**EXERCISE BRIEF**. Would you retype every record below exactly as written?
==============================
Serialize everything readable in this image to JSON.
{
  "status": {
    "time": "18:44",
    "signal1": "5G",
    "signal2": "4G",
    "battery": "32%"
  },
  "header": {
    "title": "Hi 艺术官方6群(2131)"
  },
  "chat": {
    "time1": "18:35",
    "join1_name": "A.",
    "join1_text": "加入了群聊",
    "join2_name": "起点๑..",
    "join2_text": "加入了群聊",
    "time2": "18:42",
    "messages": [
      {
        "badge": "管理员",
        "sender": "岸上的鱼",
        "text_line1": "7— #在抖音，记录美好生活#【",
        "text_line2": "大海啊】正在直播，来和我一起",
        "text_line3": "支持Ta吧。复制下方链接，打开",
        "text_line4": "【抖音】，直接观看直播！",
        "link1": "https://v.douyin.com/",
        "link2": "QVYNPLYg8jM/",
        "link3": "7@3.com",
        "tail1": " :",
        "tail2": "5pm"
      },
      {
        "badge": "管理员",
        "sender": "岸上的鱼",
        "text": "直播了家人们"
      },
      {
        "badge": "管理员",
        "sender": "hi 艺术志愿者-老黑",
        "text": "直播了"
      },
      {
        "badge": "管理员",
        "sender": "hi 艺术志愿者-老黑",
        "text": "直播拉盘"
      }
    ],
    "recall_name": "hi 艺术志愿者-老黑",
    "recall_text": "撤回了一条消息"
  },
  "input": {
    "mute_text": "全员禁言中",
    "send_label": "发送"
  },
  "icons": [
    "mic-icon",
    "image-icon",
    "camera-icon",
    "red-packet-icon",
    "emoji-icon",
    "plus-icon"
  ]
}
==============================
**FINISHED TASK**.
Serialize everything readable in this image to JSON.
{
  "status": {
    "time": "18:44",
    "signal1": "5G",
    "signal2": "4G",
    "battery": "32%"
  },
  "header": {
    "title": "Hi 艺术官方6群(2131)"
  },
  "chat": {
    "time1": "18:35",
    "join1_name": "A.",
    "join1_text": "加入了群聊",
    "join2_name": "起点๑..",
    "join2_text": "加入了群聊",
    "time2": "18:42",
    "messages": [
      {
        "badge": "管理员",
        "sender": "岸上的鱼",
        "text_line1": "7— #在抖音，记录美好生活#【",
        "text_line2": "大海啊】正在直播，来和我一起",
        "text_line3": "支持Ta吧。复制下方链接，打开",
        "text_line4": "【抖音】，直接观看直播！",
        "link1": "https://v.douyin.com/",
        "link2": "QVYNPLYg8jM/",
        "link3": "7@3.com",
        "tail1": " :",
        "tail2": "5pm"
      },
      {
        "badge": "管理员",
        "sender": "岸上的鱼",
        "text": "直播了家人们"
      },
      {
        "badge": "管理员",
        "sender": "hi 艺术志愿者-老黑",
        "text": "直播了"
      },
      {
        "badge": "管理员",
        "sender": "hi 艺术志愿者-老黑",
        "text": "直播拉盘"
      }
    ],
    "recall_name": "hi 艺术志愿者-老黑",
    "recall_text": "撤回了一条消息"
  },
  "input": {
    "mute_text": "全员禁言中",
    "send_label": "发送"
  },
  "icons": [
    "mic-icon",
    "image-icon",
    "camera-icon",
    "red-packet-icon",
    "emoji-icon",
    "plus-icon"
  ]
}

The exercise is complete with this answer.